Exercise aim:
Print the data again, exactly.

The data:
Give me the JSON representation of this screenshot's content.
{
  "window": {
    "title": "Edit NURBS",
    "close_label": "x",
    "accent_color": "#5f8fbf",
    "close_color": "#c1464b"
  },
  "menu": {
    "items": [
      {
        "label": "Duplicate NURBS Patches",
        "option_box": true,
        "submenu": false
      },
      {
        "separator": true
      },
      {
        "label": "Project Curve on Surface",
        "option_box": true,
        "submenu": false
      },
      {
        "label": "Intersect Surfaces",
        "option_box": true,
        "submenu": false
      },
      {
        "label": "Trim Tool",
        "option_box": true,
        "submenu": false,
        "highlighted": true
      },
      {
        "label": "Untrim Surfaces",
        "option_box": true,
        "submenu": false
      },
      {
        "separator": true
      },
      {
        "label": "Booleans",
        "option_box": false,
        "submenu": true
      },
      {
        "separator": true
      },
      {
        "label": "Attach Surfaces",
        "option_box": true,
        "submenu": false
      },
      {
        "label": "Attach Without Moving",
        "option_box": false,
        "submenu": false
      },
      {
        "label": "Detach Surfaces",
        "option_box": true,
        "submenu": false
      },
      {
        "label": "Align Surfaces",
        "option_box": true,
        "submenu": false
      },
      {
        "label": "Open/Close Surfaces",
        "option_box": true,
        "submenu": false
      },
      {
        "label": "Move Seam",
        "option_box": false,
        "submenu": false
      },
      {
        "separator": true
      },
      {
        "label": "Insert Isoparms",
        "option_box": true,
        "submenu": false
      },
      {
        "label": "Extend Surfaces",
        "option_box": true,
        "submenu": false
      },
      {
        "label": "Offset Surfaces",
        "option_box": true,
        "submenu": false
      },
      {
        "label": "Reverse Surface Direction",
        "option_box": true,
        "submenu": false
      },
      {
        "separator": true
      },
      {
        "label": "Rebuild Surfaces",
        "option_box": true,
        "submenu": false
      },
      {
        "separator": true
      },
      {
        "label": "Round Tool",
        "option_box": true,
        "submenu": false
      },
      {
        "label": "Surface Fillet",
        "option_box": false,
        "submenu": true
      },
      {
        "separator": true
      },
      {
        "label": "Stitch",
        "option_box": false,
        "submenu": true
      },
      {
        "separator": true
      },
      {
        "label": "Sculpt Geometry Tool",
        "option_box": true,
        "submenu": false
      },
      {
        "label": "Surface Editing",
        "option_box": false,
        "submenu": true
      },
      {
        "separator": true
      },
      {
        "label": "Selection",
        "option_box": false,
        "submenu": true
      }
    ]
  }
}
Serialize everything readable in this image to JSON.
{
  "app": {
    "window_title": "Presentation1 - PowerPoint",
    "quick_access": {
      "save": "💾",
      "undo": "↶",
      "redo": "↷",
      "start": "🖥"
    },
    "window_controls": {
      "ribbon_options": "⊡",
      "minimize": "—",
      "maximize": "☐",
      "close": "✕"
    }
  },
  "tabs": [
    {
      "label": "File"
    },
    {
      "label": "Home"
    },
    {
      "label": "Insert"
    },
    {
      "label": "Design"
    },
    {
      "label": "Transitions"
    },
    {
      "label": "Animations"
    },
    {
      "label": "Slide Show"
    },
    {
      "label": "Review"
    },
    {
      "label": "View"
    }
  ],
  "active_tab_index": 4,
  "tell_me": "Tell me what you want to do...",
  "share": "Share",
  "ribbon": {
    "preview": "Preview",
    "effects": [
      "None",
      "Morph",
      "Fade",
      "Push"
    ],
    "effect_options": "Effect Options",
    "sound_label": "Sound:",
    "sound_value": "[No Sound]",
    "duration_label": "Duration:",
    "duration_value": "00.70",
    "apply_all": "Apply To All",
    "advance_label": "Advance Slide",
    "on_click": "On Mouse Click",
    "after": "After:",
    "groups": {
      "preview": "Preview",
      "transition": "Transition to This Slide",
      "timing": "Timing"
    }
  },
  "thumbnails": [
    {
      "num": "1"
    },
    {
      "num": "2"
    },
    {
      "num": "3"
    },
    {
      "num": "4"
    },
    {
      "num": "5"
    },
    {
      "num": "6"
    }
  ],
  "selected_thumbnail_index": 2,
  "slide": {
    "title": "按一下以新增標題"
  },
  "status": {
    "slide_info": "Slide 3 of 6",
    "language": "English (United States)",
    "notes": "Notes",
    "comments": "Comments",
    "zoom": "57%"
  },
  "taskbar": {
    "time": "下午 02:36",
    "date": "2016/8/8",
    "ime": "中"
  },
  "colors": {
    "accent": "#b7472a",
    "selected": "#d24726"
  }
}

Written solution:
Give me the JSON representation of this screenshot's content.
{
  "window": {
    "title": "Edit NURBS",
    "close_label": "x",
    "accent_color": "#5f8fbf",
    "close_color": "#c1464b"
  },
  "menu": {
    "items": [
      {
        "label": "Duplicate NURBS Patches",
        "option_box": true,
        "submenu": false
      },
      {
        "separator": true
      },
      {
        "label": "Project Curve on Surface",
        "option_box": true,
        "submenu": false
      },
      {
        "label": "Intersect Surfaces",
        "option_box": true,
        "submenu": false
      },
      {
        "label": "Trim Tool",
        "option_box": true,
        "submenu": false,
        "highlighted": true
      },
      {
        "label": "Untrim Surfaces",
        "option_box": true,
        "submenu": false
      },
      {
        "separator": true
      },
      {
        "label": "Booleans",
        "option_box": false,
        "submenu": true
      },
      {
        "separator": true
      },
      {
        "label": "Attach Surfaces",
        "option_box": true,
        "submenu": false
      },
      {
        "label": "Attach Without Moving",
        "option_box": false,
        "submenu": false
      },
      {
        "label": "Detach Surfaces",
        "option_box": true,
        "submenu": false
      },
      {
        "label": "Align Surfaces",
        "option_box": true,
        "submenu": false
      },
      {
        "label": "Open/Close Surfaces",
        "option_box": true,
        "submenu": false
      },
      {
        "label": "Move Seam",
        "option_box": false,
        "submenu": false
      },
      {
        "separator": true
      },
      {
        "label": "Insert Isoparms",
        "option_box": true,
        "submenu": false
      },
      {
        "label": "Extend Surfaces",
        "option_box": true,
        "submenu": false
      },
      {
        "label": "Offset Surfaces",
        "option_box": true,
        "submenu": false
      },
      {
        "label": "Reverse Surface Direction",
        "option_box": true,
        "submenu": false
      },
      {
        "separator": true
      },
      {
        "label": "Rebuild Surfaces",
        "option_box": true,
        "submenu": false
      },
      {
        "separator": true
      },
      {
        "label": "Round Tool",
        "option_box": true,
        "submenu": false
      },
      {
        "label": "Surface Fillet",
        "option_box": false,
        "submenu": true
      },
      {
        "separator": true
      },
      {
        "label": "Stitch",
        "option_box": false,
        "submenu": true
      },
      {
        "separator": true
      },
      {
        "label": "Sculpt Geometry Tool",
        "option_box": true,
        "submenu": false
      },
      {
        "label": "Surface Editing",
        "option_box": false,
        "submenu": true
      },
      {
        "separator": true
      },
      {
        "label": "Selection",
        "option_box": false,
        "submenu": true
      }
    ]
  }
}
Serialize everything readable in this image to JSON.
{
  "app": {
    "window_title": "Presentation1 - PowerPoint",
    "quick_access": {
      "save": "💾",
      "undo": "↶",
      "redo": "↷",
      "start": "🖥"
    },
    "window_controls": {
      "ribbon_options": "⊡",
      "minimize": "—",
      "maximize": "☐",
      "close": "✕"
    }
  },
  "tabs": [
    {
      "label": "File"
    },
    {
      "label": "Home"
    },
    {
      "label": "Insert"
    },
    {
      "label": "Design"
    },
    {
      "label": "Transitions"
    },
    {
      "label": "Animations"
    },
    {
      "label": "Slide Show"
    },
    {
      "label": "Review"
    },
    {
      "label": "View"
    }
  ],
  "active_tab_index": 4,
  "tell_me": "Tell me what you want to do...",
  "share": "Share",
  "ribbon": {
    "preview": "Preview",
    "effects": [
      "None",
      "Morph",
      "Fade",
      "Push"
    ],
    "effect_options": "Effect Options",
    "sound_label": "Sound:",
    "sound_value": "[No Sound]",
    "duration_label": "Duration:",
    "duration_value": "00.70",
    "apply_all": "Apply To All",
    "advance_label": "Advance Slide",
    "on_click": "On Mouse Click",
    "after": "After:",
    "groups": {
      "preview": "Preview",
      "transition": "Transition to This Slide",
      "timing": "Timing"
    }
  },
  "thumbnails": [
    {
      "num": "1"
    },
    {
      "num": "2"
    },
    {
      "num": "3"
    },
    {
      "num": "4"
    },
    {
      "num": "5"
    },
    {
      "num": "6"
    }
  ],
  "selected_thumbnail_index": 2,
  "slide": {
    "title": "按一下以新增標題"
  },
  "status": {
    "slide_info": "Slide 3 of 6",
    "language": "English (United States)",
    "notes": "Notes",
    "comments": "Comments",
    "zoom": "57%"
  },
  "taskbar": {
    "time": "下午 02:36",
    "date": "2016/8/8",
    "ime": "中"
  },
  "colors": {
    "accent": "#b7472a",
    "selected": "#d24726"
  }
}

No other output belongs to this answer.